We also acquired the 1937-38 Squash Racquets Annual, which is packed with British, American, and international records, biographies, a club directory, articles on court construction, rules of play, and a list of schools and universities with courts.  The advertisements are pretty fun as well.


Overcome “slovenliness of bearing”!

   Posted by: rring    in New acquisition

Harrie Irving Hancock (1868-1922) was a Massachusetts-born journalist and a prolific author, as well as a chemist.  He was a proponent of physical fitness (evidenced here), a critic of smoking at a time when everyone seemed to be lighting up, and an early western expert in Jiu-Jitsu.  The book is filled with action photos like the one you see on the cover, intended to demonstrate proper movement.  This item joins a growing collection of 19th- and early 20th-century books on fitness in the Watkinson.

We have two of Hancock’s “boy’s adventure” novels, Uncle Sam’s boys in the Philippines; or Following the flag against the Moros (1912) and  High school boys’ fishing trip; or Dick & Co. in the wilderness (1913):

“Much and justly as the song of the Nightingale is admired, I am inclined, after having often listened to it, to pronounce it in no degree superior to that of the Louisiana Water Thrush.  The notes of the latter bird are as powerful and mellow, and at times as varied.

This bird is a resident of the low lands of the states of Louisiana and Mississippi, and is to be found at all seasons in the deepest and most swampy of our cane brakes, from which its melodies are heard to a considerable distance, its voice being nearly as loud as that of the Wood Thrush.  The bird may be observed perched on a low bough scarcely higher than the tops of the canes, in an erect attitude, swelling its throat, and repeating several times in succession sounds so approaching the whole two octaves of a good piano-forte, as almost to induce the hearer to imagine that the keys of that instrument are used on the occasion.  The bird begins on the upper key, and progressively passes from one to another, until it reaches the base note, this last frequently being lost when there is the least agitation in the air.  Its song is heard even in the winter, when the weather is calm and warm.
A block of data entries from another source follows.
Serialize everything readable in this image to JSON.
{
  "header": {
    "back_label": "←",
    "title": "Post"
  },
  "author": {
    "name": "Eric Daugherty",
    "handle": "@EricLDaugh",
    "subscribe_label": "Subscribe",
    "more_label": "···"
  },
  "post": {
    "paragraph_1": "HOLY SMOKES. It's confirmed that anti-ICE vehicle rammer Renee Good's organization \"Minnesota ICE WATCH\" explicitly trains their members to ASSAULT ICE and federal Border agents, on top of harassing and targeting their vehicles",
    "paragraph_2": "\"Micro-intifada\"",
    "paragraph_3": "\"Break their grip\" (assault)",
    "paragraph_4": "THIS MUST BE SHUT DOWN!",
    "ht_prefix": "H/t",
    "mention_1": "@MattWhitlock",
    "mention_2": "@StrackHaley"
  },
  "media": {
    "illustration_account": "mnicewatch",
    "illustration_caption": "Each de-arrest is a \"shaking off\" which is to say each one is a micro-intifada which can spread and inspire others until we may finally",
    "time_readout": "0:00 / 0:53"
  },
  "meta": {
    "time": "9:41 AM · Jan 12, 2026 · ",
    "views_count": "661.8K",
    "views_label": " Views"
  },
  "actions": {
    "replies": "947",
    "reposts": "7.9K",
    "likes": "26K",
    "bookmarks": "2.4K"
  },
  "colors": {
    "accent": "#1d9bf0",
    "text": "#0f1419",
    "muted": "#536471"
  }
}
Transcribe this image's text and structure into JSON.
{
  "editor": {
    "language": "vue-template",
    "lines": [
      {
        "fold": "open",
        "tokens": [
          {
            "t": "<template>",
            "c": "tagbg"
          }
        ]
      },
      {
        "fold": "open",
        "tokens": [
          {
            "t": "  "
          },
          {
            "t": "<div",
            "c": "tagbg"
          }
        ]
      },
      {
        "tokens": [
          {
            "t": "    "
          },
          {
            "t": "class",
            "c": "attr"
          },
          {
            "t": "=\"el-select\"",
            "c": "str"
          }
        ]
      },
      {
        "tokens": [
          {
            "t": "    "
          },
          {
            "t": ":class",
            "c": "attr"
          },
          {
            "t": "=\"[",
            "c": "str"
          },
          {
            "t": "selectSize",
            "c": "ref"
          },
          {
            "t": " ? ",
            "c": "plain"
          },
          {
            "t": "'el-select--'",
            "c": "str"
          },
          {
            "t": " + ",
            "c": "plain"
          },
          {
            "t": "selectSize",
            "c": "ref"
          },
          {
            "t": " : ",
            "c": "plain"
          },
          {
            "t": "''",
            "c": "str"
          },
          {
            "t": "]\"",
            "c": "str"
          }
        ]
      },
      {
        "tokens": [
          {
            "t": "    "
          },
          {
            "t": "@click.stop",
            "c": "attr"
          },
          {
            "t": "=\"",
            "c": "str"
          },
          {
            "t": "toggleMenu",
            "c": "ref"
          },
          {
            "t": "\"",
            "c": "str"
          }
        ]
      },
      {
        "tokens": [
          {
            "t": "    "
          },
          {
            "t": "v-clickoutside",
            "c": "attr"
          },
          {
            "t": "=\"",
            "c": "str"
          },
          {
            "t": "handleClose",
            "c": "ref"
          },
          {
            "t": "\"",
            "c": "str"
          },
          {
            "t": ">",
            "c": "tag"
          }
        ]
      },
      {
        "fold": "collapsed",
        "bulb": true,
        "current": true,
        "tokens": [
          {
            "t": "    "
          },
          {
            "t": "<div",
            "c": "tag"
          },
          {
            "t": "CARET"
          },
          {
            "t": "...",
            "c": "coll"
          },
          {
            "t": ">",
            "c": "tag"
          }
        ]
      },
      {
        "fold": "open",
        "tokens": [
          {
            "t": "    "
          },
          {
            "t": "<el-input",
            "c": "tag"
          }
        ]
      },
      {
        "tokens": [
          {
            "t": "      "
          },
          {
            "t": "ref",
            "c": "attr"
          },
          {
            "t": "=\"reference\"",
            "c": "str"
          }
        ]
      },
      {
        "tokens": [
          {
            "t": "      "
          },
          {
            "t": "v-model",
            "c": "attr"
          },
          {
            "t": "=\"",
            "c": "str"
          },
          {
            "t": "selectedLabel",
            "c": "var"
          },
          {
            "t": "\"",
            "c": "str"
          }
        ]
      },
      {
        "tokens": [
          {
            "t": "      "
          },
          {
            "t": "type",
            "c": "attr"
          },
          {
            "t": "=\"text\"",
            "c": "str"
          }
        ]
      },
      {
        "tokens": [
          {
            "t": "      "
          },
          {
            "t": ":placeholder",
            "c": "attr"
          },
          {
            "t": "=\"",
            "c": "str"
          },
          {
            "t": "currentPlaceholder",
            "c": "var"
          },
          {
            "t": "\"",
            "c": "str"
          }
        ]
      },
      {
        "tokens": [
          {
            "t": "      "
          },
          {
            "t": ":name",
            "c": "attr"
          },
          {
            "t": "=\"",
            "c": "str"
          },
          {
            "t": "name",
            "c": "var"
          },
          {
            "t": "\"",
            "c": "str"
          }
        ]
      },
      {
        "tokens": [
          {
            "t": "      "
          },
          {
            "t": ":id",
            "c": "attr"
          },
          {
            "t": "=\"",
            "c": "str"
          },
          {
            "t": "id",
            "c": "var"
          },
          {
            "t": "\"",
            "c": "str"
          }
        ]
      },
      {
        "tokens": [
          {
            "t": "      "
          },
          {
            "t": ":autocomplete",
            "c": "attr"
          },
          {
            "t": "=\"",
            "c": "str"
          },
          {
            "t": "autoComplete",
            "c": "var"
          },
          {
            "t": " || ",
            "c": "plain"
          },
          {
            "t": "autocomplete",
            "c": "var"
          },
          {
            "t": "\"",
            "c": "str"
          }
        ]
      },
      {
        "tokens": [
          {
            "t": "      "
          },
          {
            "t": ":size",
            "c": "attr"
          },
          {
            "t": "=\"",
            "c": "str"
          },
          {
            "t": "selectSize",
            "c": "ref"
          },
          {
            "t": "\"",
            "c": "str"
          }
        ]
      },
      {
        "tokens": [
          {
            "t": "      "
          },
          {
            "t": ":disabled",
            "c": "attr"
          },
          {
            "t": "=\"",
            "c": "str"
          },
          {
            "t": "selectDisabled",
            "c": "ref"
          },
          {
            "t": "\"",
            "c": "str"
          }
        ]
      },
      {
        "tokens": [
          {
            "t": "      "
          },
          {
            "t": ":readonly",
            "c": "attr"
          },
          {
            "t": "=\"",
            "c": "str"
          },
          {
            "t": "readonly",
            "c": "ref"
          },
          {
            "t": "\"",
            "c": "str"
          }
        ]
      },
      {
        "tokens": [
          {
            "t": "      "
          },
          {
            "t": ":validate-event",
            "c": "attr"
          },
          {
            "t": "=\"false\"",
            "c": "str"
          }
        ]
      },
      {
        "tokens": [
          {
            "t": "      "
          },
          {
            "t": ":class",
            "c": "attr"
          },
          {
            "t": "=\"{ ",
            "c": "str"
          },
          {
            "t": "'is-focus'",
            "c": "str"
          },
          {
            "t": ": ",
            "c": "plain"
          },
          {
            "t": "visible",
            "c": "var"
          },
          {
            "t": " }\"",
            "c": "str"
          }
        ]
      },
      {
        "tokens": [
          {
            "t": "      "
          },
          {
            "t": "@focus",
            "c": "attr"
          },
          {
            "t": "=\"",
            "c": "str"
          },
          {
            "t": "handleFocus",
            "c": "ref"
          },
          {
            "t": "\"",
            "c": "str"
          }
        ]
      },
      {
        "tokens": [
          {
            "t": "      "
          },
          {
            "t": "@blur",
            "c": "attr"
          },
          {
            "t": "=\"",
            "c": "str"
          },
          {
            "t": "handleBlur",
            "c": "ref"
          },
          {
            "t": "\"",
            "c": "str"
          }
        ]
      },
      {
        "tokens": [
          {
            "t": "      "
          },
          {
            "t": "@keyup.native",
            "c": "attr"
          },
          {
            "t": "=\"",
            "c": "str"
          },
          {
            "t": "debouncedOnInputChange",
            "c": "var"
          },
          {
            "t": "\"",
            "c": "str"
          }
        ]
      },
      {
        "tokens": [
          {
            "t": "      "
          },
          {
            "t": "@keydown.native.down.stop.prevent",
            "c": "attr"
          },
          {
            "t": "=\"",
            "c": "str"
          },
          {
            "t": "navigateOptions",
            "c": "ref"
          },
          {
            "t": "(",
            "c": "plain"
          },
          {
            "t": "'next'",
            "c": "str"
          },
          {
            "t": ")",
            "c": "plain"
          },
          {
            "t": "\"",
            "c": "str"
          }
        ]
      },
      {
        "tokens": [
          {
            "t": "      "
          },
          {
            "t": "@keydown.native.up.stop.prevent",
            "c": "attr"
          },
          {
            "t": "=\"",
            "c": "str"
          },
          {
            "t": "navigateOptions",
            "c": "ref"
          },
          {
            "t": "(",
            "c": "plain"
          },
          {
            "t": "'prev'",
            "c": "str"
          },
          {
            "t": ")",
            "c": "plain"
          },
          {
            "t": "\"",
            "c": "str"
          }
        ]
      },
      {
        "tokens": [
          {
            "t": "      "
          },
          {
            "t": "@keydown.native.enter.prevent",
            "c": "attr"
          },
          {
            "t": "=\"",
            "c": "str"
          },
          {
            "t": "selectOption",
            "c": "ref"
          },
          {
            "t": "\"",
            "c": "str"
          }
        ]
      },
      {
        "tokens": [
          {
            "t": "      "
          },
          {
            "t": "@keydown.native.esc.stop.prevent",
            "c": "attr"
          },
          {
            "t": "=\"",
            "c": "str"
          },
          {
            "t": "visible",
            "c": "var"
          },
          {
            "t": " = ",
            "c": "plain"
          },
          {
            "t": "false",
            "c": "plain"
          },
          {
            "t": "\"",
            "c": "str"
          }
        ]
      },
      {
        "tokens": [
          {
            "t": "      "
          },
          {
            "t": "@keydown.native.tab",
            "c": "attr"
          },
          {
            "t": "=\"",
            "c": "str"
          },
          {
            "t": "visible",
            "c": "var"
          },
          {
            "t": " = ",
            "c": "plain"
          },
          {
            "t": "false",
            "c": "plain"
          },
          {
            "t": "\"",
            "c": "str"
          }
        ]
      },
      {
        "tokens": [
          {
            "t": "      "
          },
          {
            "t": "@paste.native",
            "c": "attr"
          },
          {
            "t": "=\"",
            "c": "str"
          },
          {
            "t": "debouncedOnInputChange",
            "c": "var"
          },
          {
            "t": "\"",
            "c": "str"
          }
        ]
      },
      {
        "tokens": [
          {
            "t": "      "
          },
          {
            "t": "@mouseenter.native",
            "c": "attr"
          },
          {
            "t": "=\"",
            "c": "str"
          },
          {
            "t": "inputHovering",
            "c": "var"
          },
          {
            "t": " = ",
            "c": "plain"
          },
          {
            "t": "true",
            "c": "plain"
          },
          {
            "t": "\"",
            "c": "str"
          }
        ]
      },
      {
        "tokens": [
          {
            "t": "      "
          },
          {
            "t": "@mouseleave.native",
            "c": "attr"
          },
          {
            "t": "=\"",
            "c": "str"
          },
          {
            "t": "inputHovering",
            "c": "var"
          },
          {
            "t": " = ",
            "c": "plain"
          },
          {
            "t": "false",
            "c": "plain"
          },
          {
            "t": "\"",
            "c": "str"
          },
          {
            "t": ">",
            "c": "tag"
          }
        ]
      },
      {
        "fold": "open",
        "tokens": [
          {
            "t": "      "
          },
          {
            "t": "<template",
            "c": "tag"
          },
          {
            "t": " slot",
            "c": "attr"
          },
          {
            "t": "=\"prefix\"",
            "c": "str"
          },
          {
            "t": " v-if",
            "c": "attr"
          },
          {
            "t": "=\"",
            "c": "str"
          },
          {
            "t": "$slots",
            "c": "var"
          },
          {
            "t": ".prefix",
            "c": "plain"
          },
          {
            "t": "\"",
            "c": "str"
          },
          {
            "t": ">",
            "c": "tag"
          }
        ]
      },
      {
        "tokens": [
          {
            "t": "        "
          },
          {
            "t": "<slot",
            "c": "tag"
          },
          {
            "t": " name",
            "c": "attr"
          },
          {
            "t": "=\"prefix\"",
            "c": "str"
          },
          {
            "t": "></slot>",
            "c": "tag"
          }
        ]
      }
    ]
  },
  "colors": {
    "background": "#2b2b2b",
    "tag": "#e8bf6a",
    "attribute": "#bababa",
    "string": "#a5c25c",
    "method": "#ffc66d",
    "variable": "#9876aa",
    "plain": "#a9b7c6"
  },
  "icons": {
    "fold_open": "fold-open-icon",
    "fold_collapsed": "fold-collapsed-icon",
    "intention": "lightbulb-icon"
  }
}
[Of the Indian Turnip, upon which this bird is perched] . . . The flowers are green and purple, and the roots are used by Indians as a remedy for colic.”